BEGIN

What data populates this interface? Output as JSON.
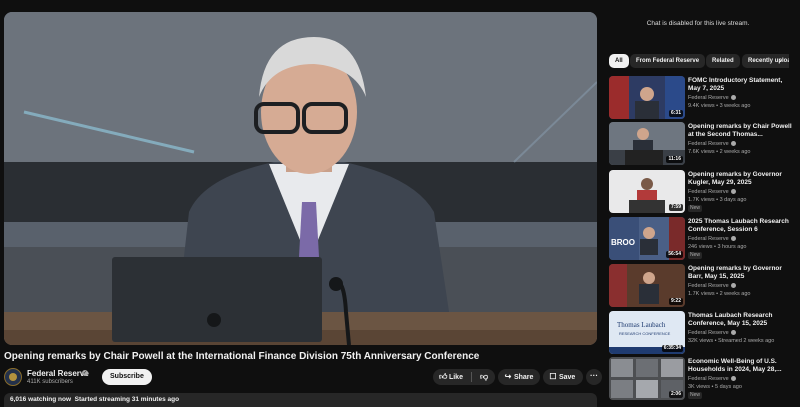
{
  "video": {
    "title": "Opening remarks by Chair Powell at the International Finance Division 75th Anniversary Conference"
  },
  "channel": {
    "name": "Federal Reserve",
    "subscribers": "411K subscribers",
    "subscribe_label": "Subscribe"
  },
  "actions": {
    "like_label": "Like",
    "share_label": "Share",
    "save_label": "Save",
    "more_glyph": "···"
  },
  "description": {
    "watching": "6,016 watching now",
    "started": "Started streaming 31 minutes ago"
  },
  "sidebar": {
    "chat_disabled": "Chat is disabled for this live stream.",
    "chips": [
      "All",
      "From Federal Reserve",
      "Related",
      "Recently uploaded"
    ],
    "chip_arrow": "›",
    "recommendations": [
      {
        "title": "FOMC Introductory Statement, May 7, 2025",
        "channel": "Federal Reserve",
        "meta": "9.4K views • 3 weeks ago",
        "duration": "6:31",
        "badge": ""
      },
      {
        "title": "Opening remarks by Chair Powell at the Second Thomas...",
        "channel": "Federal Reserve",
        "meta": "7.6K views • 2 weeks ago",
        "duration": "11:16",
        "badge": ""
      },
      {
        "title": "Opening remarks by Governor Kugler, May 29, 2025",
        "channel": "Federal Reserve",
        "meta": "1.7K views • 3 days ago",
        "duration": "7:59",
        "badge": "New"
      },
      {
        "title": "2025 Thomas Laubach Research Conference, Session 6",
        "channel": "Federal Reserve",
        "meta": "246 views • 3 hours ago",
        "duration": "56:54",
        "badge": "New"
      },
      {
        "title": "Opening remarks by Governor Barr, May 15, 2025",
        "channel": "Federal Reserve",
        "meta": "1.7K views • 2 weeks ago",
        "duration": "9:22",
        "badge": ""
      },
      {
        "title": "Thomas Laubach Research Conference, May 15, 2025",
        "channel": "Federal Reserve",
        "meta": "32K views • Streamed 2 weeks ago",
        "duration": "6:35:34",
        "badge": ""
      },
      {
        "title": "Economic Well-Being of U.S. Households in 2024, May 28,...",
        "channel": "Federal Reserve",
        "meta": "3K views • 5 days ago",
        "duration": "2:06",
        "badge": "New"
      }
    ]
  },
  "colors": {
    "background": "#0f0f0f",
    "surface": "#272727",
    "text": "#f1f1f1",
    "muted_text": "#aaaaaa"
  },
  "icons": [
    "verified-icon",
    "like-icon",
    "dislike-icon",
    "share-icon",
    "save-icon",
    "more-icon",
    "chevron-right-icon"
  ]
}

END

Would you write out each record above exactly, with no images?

◆ Finished exercise
What data populates this interface? Output as JSON.
{
  "video": {
    "title": "Opening remarks by Chair Powell at the International Finance Division 75th Anniversary Conference"
  },
  "channel": {
    "name": "Federal Reserve",
    "subscribers": "411K subscribers",
    "subscribe_label": "Subscribe"
  },
  "actions": {
    "like_label": "Like",
    "share_label": "Share",
    "save_label": "Save",
    "more_glyph": "···"
  },
  "description": {
    "watching": "6,016 watching now",
    "started": "Started streaming 31 minutes ago"
  },
  "sidebar": {
    "chat_disabled": "Chat is disabled for this live stream.",
    "chips": [
      "All",
      "From Federal Reserve",
      "Related",
      "Recently uploaded"
    ],
    "chip_arrow": "›",
    "recommendations": [
      {
        "title": "FOMC Introductory Statement, May 7, 2025",
        "channel": "Federal Reserve",
        "meta": "9.4K views • 3 weeks ago",
        "duration": "6:31",
        "badge": ""
      },
      {
        "title": "Opening remarks by Chair Powell at the Second Thomas...",
        "channel": "Federal Reserve",
        "meta": "7.6K views • 2 weeks ago",
        "duration": "11:16",
        "badge": ""
      },
      {
        "title": "Opening remarks by Governor Kugler, May 29, 2025",
        "channel": "Federal Reserve",
        "meta": "1.7K views • 3 days ago",
        "duration": "7:59",
        "badge": "New"
      },
      {
        "title": "2025 Thomas Laubach Research Conference, Session 6",
        "channel": "Federal Reserve",
        "meta": "246 views • 3 hours ago",
        "duration": "56:54",
        "badge": "New"
      },
      {
        "title": "Opening remarks by Governor Barr, May 15, 2025",
        "channel": "Federal Reserve",
        "meta": "1.7K views • 2 weeks ago",
        "duration": "9:22",
        "badge": ""
      },
      {
        "title": "Thomas Laubach Research Conference, May 15, 2025",
        "channel": "Federal Reserve",
        "meta": "32K views • Streamed 2 weeks ago",
        "duration": "6:35:34",
        "badge": ""
      },
      {
        "title": "Economic Well-Being of U.S. Households in 2024, May 28,...",
        "channel": "Federal Reserve",
        "meta": "3K views • 5 days ago",
        "duration": "2:06",
        "badge": "New"
      }
    ]
  },
  "colors": {
    "background": "#0f0f0f",
    "surface": "#272727",
    "text": "#f1f1f1",
    "muted_text": "#aaaaaa"
  },
  "icons": [
    "verified-icon",
    "like-icon",
    "dislike-icon",
    "share-icon",
    "save-icon",
    "more-icon",
    "chevron-right-icon"
  ]
}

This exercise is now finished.